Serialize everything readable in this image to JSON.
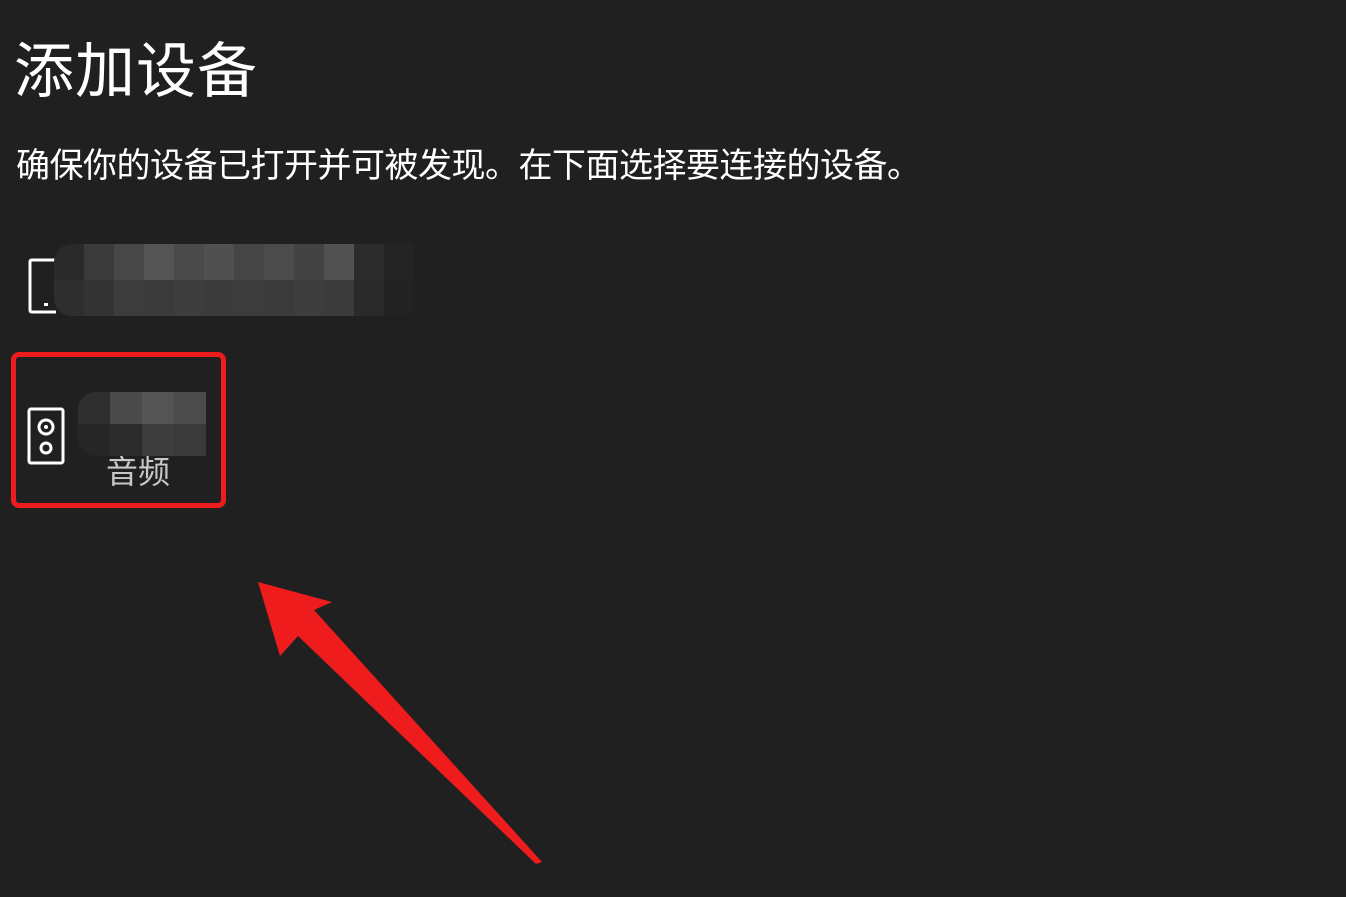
{
  "page": {
    "title": "添加设备",
    "instructions": "确保你的设备已打开并可被发现。在下面选择要连接的设备。"
  },
  "devices": [
    {
      "icon": "device-display-icon",
      "name": "",
      "type": "",
      "obscured": true
    },
    {
      "icon": "speaker-icon",
      "name": "",
      "type": "音频",
      "obscured": true,
      "highlighted": true
    }
  ],
  "annotation": {
    "highlight_color": "#ee1c1c",
    "arrow_color": "#ee1c1c"
  },
  "colors": {
    "background": "#202020",
    "text": "#ffffff",
    "secondary_text": "#c8c8c8"
  }
}
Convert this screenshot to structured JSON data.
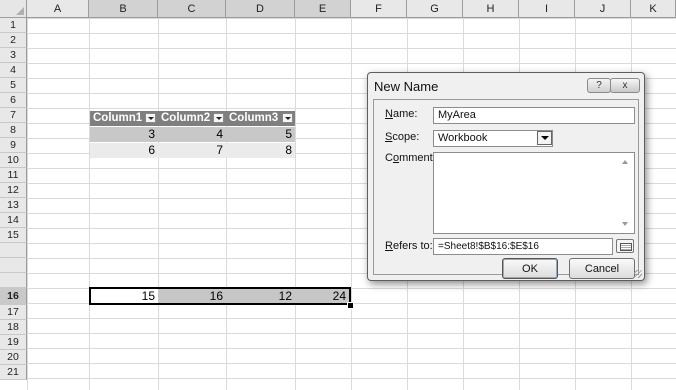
{
  "columns": [
    "A",
    "B",
    "C",
    "D",
    "E",
    "F",
    "G",
    "H",
    "I",
    "J",
    "K"
  ],
  "rows": [
    "1",
    "2",
    "3",
    "4",
    "5",
    "6",
    "7",
    "8",
    "9",
    "10",
    "11",
    "12",
    "13",
    "14",
    "15",
    "16",
    "17",
    "18",
    "19",
    "20",
    "21"
  ],
  "table": {
    "headers": [
      "Column1",
      "Column2",
      "Column3"
    ],
    "row7": [
      "3",
      "4",
      "5"
    ],
    "row8": [
      "6",
      "7",
      "8"
    ]
  },
  "row16": [
    "15",
    "16",
    "12",
    "24"
  ],
  "dialog": {
    "title": "New Name",
    "help": "?",
    "close": "x",
    "name_label": "Name:",
    "name_value": "MyArea",
    "scope_label": "Scope:",
    "scope_value": "Workbook",
    "comment_label": "Comment:",
    "refers_label": "Refers to:",
    "refers_value": "=Sheet8!$B$16:$E$16",
    "ok": "OK",
    "cancel": "Cancel"
  }
}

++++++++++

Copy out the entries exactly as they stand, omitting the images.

*RESPONSE TO THIS TASK*.
Serialize everything readable in this image to JSON.
{
  "page": {
    "title": "添加设备",
    "instructions": "确保你的设备已打开并可被发现。在下面选择要连接的设备。"
  },
  "devices": [
    {
      "icon": "device-display-icon",
      "name": "",
      "type": "",
      "obscured": true
    },
    {
      "icon": "speaker-icon",
      "name": "",
      "type": "音频",
      "obscured": true,
      "highlighted": true
    }
  ],
  "annotation": {
    "highlight_color": "#ee1c1c",
    "arrow_color": "#ee1c1c"
  },
  "colors": {
    "background": "#202020",
    "text": "#ffffff",
    "secondary_text": "#c8c8c8"
  }
}
Convert this screenshot to structured JSON data.
{
  "columns": [
    "A",
    "B",
    "C",
    "D",
    "E",
    "F",
    "G",
    "H",
    "I",
    "J",
    "K"
  ],
  "rows": [
    "1",
    "2",
    "3",
    "4",
    "5",
    "6",
    "7",
    "8",
    "9",
    "10",
    "11",
    "12",
    "13",
    "14",
    "15",
    "16",
    "17",
    "18",
    "19",
    "20",
    "21"
  ],
  "table": {
    "headers": [
      "Column1",
      "Column2",
      "Column3"
    ],
    "row7": [
      "3",
      "4",
      "5"
    ],
    "row8": [
      "6",
      "7",
      "8"
    ]
  },
  "row16": [
    "15",
    "16",
    "12",
    "24"
  ],
  "dialog": {
    "title": "New Name",
    "help": "?",
    "close": "x",
    "name_label": "Name:",
    "name_value": "MyArea",
    "scope_label": "Scope:",
    "scope_value": "Workbook",
    "comment_label": "Comment:",
    "refers_label": "Refers to:",
    "refers_value": "=Sheet8!$B$16:$E$16",
    "ok": "OK",
    "cancel": "Cancel"
  }
}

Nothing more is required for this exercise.